Floating Lighted Lanterns

On September 11, a Japanese traditional ceremony was held as mourning for casualties at WTC 6 years ago. It's called "Floating Lighted Lanterns". This is the Japanese custom in which people commemorate their ancestor's soul. The lanterns, on which the messages for peace and happiness are written, are floated on the river. The light of lanterns represents the souls of the dead, and people see them off with remembrance about people in the past.

A Japanese volunteer group, NY de Volunteer, in Manhattan began this event in New York 5 yeard ago on September 11. Every year, the event has been gathering more and more visitors. I participated in this event as one of volunteers. Many American people sympathized this ceremony and wrote their messages on lanterns with wish for peace. The representative of this volunteer group asked people, "What can we do as individual? And what we can do for ourselves, instead of waiting for others doing aomething?"

I found that the most remarkable point of this even is overcoming the border of religion. For the ceremony, many priests from various kinds of religions got together at the same place and prayed one after another. Although I don't know well about any religions because I'm nonreligious person, I could see some hope that people can talk and understand each other over the differences of belief.



Yakitori is one of the most popular Japanese dishes, especially as a side dish for drinking Sake. I found so an authentic Yakitori restaurant, "Tory", in midtown."Yaki" means grilled, and "-tori" means chicken. But it's something different from grilled chicken.

The style of Yakitori is small chicken fragments with a thin stick for a bite. We eat every part of chicken such as heart, skin, tail and even borns! Borns are called "Nankotsu". Its texture is very funny and like plastic! My American friend can't understand why people eat borns with no taste. But most Jpanese people enjoy this taste feeling as their status.

Yakitori chefs show their technique of grilling chicken in front of customers. They are so dedicated to their job. I think that this attitude can create an artistic bite, which makes people happy.


Mr. Mirikitani

I visited a birthday party for a 87-year-old Japanese American artist.
His name is Mr. Jimmy Mirikitani, who used to be a homeless in Manhattan until Sep. 11, 2001.

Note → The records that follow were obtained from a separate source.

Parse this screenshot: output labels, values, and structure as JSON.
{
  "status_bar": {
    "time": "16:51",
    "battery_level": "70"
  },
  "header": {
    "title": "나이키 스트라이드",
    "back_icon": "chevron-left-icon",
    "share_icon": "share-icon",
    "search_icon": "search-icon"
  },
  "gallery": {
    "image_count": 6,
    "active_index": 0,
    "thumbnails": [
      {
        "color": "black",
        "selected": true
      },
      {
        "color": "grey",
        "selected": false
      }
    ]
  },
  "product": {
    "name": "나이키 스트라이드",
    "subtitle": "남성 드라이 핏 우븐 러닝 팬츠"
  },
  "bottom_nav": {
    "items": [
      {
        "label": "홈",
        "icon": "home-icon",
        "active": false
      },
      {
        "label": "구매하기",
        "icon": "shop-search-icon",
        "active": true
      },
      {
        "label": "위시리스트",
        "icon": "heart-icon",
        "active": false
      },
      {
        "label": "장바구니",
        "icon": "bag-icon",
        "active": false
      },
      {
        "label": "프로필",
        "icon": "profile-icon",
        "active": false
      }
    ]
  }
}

""Cats of Mirikitani"is the film which describes his stormy life as a Japanese American and his terning point after 9/11. I knew one of the coproducer and visited this party to celebrate Mr. Mirikitani's birthday and their successful distribution in many cities.

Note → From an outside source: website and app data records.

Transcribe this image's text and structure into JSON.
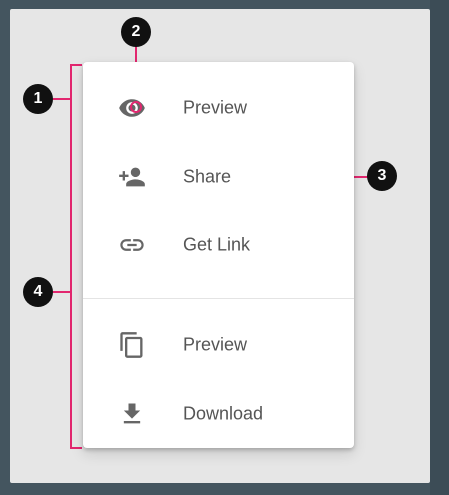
{
  "menu": {
    "items": [
      {
        "label": "Preview",
        "icon": "eye-icon"
      },
      {
        "label": "Share",
        "icon": "person-add-icon"
      },
      {
        "label": "Get Link",
        "icon": "link-icon"
      },
      {
        "label": "Preview",
        "icon": "copy-icon"
      },
      {
        "label": "Download",
        "icon": "download-icon"
      }
    ]
  },
  "callouts": [
    "1",
    "2",
    "3",
    "4"
  ],
  "colors": {
    "annotation_line": "#e2276f",
    "callout_fill": "#111111",
    "menu_background": "#ffffff",
    "frame_background": "#e6e6e6",
    "outer_background": "#44555f",
    "icon_color": "#666666",
    "label_color": "#555555"
  }
}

Mr. Mirikitani is going to Japan this August because "Cats of Mirikitani" will be shown in Japan, too. He came to the U.S. before the war. So, how stiring could it be to go back to his original home country after 60 years? I hope that he will enjoy his visiting Japan.


Fly with fire...?

Last night about 9:30 p.m., beside 5th Avenue in Manhattan, it happened. I couldn't believe my eyes!How exciting!!

What I found on the street was a small insect with light on its back. I didn't know the word and found it in my dictionary:FIREFLY. "Is it a fly with fire? Scary!" said my Korean friend with me. "No! It's not a fly!"

June is the season of firefly watching in Japan. Japanese people have particular longing for this insect because its short-lived fragility and faint lighting match Japanese nostalgic culture. Firefly watching,"Hotaru-gari",is very tastful annual event in Japan. Lately, I've missed my home and desired to see it. Then, it showed up for me!!


Mt. Fuji

"Mt. Fuji was reported as a mecca of illegal dumping by CNN,"
my friend told me.

It has indeed been a serious environmental problem for several years in my home town. Some immoral garbage collection companies are piling bulky refuse around Mt. Fuji for their profit. On the air, tons of untreated waste such as broken refrigerators, washing machines, TVs or any other garbage were revealed.

The CNN reporter described, "Is here the cleanest contry in the world?"
It is true but I feel so sad that "the beauty of Mt.Fuji was given such a dishonorable title by American Media.


"Japan Day" in Central Park

Japanese community in New York held the first event "Japan Day" on June 3. So many people visited this event and they enjoyed Japanese culture.
Then, a special guest showed up. It was 2007's Ms. Universe, Ms. Riyo Mori. She won the contest just 6 days ago in Mexico City and got the first Japanese Ms. Universe in 48 years. She is from my hometown, Shizuoka, Japan!! I'm so proud of her! Her beauty fascinated all people in the event.
Riyo Mori's Blog


New York Life

Since I came to New York, I have been always wondering how and where I can write about my feeling about Japanese culture. In such a diverse culture in New York City, Japanese culture is not a small part of them. But there are a lot of misunderstanding and confusion with other Asian cultures because Japanese culture is mostly described in Japanese language.

Now, I found it! I decided to challenge my first blog here.
I hope that this blog can be the place to discover some unknown Japanese and American cultures both for Japanese and American people.